Each year, as May comes to a close, many queers wait anxiously with bated breath. Pride Month is just around the corner. For some, that means donning rainbow glitter on chiseled chests at the many Pride events held in their city. For others, anxiety kicks in, mixed with trepidation, critique and a lot of eye rolling.
As June 1 hits, the spidey senses start to tingle. You can basically feel it in your veins as every giant corporation breathlessly changes their profile pictures on social media to their exact logo – but rainbow. You can almost hear their millennial interns exporting ‘Logo-PrideMonth.jpg’ from Photoshop and gearing up for a month of overt digitised support of the LGBTIQA+ community.
But large-scale organisational support sounds good, right? The fact that giant corporations can show their public allyship of queers with no financial consequence is a sign of how far we’ve come, yes? Well, in some ways.
We’ve gotten to a place in society where the biggest corporations on the planet are showing their support for our community. It’s not only safe to support queers, it’s good for business. And therein lies the problem. Showing support for our lives and our community all too often feels like a sham. Just another calculated corporate move signed off by an all-straight, all-white executive leadership team.
We still have an extremely long way to go in eradicating homophobia, transphobia and queerphobia in our society. Are these organisations taking any actual steps to help us beyond their rainbow logos?
Pride Month is the epitome of rainbow capitalism. It is 30 days of PR stunts run by (presumably) hetero marketing teams tasked with coming up with the next big thing to put their company on the map. It’s three and a half weeks of companies using queer slang on Twitter, posting rainbows and trans flags and making it clear that their bank is indeed the good bank. It’s what one of my favourite TikTokers, Meg Stalter, says, “Hi Gay! Happy Pride Month. We are sashay-ing away with deals.”

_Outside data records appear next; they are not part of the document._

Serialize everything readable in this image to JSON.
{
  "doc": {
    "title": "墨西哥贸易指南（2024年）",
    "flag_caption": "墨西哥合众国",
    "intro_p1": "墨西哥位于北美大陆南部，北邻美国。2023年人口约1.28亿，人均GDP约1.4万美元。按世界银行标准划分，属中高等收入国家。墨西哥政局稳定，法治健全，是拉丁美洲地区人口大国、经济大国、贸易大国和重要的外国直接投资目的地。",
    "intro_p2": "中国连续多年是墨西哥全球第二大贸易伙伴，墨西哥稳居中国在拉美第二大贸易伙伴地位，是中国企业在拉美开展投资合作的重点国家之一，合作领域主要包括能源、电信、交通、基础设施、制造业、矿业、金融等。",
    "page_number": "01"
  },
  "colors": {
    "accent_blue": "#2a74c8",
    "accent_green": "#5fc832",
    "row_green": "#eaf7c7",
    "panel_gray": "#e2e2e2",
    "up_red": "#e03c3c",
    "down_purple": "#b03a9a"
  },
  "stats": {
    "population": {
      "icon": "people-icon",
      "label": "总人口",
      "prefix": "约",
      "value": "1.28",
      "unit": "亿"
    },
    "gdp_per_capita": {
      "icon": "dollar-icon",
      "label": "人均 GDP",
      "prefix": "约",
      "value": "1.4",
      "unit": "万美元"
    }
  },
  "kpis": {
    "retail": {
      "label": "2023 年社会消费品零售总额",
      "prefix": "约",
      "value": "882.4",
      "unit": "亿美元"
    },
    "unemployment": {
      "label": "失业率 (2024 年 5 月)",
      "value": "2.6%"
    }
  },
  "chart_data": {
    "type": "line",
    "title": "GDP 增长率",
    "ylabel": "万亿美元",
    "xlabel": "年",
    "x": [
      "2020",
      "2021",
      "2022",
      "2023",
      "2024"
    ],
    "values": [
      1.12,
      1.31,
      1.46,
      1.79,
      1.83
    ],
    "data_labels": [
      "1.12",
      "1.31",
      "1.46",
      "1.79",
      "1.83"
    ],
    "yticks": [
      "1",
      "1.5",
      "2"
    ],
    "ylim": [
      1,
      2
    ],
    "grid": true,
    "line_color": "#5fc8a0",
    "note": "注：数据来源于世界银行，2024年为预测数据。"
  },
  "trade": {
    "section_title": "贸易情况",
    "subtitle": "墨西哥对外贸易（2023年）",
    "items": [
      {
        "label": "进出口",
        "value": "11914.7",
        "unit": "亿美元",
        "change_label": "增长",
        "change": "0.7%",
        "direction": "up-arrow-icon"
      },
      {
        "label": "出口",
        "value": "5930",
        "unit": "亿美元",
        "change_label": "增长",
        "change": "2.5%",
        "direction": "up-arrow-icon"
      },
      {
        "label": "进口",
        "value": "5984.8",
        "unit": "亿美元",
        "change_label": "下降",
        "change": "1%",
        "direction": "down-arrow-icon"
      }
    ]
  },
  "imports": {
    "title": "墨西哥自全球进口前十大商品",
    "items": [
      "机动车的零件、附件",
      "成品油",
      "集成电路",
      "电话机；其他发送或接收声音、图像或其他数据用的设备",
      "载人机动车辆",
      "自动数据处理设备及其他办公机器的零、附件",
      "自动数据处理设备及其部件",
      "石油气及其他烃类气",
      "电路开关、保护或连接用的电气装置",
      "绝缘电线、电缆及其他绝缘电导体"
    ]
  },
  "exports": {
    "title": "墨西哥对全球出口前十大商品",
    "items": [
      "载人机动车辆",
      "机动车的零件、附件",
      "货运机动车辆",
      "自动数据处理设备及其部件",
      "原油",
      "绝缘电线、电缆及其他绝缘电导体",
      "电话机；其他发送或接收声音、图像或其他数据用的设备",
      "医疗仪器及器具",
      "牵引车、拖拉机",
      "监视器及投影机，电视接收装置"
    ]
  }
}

Sure, a company’s logo is now rainbow. They’ve even released a special Pride Month edition of their most popular product – it comes with glitter!
But do they have gender neutral bathrooms in their building?
Is education around trans identities and correct use of pronouns built into the induction process for all staff?
Do people of all genders get paid parental leave?
Are all organisational documents free from questions around sex, gender or gendered honorifics?
Has the organisation ever put money toward an LGBTIQA+ charity?
Is the organisation uplifting voices in the queer community?
Would a trans person feel safe in that organisation to report harassment and bullying if it were to occur?
If the answer is no to any of these, then a rainbow logo or a PR stunt with a ‘gayed-up’ version of a product feels at best: jarring and ironic. At worst, it’s prejudicial, shallow and deeply queerphobic.
Am I the first queer person to roll my eyes at Pride Month’s rainbow capitalist hellscape? Absolutely not. This discourse increases every year, as more and more queers are taking issue to the fact that Pride, which began as a riot by black queer and trans folks, is now being used to make rich people even richer.
Even in Australia, the roots of ‘Pride’ – beginning with Sydney’s 78ers – are almost completely lost in today’s polished corporate holiday. Chester Lockhart has been tracking on their Instagram all of the utter corporate tomfoolery they’ve found during Pride Month. Rainbow mayo anyone? (I’m joking, that looks fucking disgusting.) Recently, them found specific organisations with ‘Pride Month’ initiatives that are lining the pockets of anti-LGBTQ politicians.
This June, I’ve found some solace in the many queer TikTokers poking fun at these people and corporations. “Slay that cuu cuu fish down, queen! With Vodafone.” Just flawless.
And let’s listen to all the queer people of colour, Indigenous queer people, disabled queer people, queer sex workers and many trans people who aren’t represented in these commercial Pride celebrations. When their version of queerness doesn’t fit into the sanitised ‘gay pride’ and they’re more likely to face violence and discrimination simply by existing as themselves, Pride Month must feel extra-infuriating.
If your organisation has a Pride Month marketing campaign, that’s all well and good. Go off, make your logo rainbow! But what are you doing for the extended LGBTIQA+ community beyond June? What are you doing for the queer folks inside and outside of your organisation, really?
Pride isn’t rainbow capitalism. Pride is queer liberation, and that's a 365-day-a-year fight.